On June 2, Amazon announced plans to provide extra benefits after several employees had called for the company to do more for their workers. According to CNBC, from June 2 through October 2, every one of Amazon’s 650,000 full and part-time U.S. employees will have access to 10 days of subsidized emergency backup child or adult care. The offer has been extended to all Amazon and Whole Foods employees.

Amazon was pressured by more than 1,800 workers to step up and do more for workers who are juggling work and family. The company is providing backup child care in response to the challenges workers are experiencing during the pandemic crisis, the company told the news outlet.

In a press release posted on Amazon’s blog, the company outlined its decision to offer the new temporary benefit. Amazon mentioned that it had heard from employees who were having difficulty meeting the needs of both work and those in their care – both children and adults requiring elder care.

Senior Vice President of Human Resources Beth Galetti said in a statement that the new option would be an addition to the current benefits the company offers to its staff.

Amazon said that it would be using Care.com, a company that that helps families find child care, senior care, and special-needs care for their loved ones. The use of Care.com will give Amazon’s workers the ability to request backup child care online or through the company’s official app.

According to the details the company has released, Amazon will cover more than 90 percent of the cost of the child-care service. Employees will be required to pay a small co-pay of $25 per day for any in-center service, or $5 per hour for any in-home adult or child care. The company said it is allotting 10 full days per employee under the subsidized benefit.

Amazon said it would invest “several million dollars” over the next few months to extend this relief to its workers during the coronavirus pandemic. Amazon was upfront in acknowledging that its new benefit was a direct result of hearing feedback and concerns from employees – specifically a group of mothers who called themselves “Momazonians,” or moms who work at Amazon.

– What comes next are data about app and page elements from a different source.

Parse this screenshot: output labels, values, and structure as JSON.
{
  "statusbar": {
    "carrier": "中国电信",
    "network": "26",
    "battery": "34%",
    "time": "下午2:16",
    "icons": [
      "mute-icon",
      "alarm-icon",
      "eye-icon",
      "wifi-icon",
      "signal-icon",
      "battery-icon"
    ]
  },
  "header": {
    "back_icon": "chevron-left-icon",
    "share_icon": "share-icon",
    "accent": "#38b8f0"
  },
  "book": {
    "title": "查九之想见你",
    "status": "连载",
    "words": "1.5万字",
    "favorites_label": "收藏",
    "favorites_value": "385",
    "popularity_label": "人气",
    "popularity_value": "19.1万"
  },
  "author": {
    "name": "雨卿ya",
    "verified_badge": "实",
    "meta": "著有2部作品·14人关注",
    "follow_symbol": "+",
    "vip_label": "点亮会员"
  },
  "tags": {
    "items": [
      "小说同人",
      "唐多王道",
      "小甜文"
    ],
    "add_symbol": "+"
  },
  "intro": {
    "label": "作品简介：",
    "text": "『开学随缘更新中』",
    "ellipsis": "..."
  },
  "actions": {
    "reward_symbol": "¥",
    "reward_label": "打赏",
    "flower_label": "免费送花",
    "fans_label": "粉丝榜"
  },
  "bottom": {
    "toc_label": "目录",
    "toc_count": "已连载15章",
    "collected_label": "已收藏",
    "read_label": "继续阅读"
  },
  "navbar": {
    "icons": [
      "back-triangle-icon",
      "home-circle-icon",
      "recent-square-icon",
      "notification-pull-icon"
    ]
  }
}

“They told us that helping them access affordable quality childcare was a top priority for families during this time,” the company wrote in its blog.

As previously reported, Amazon has been criticized over how it handled workers who were battling coronavirus.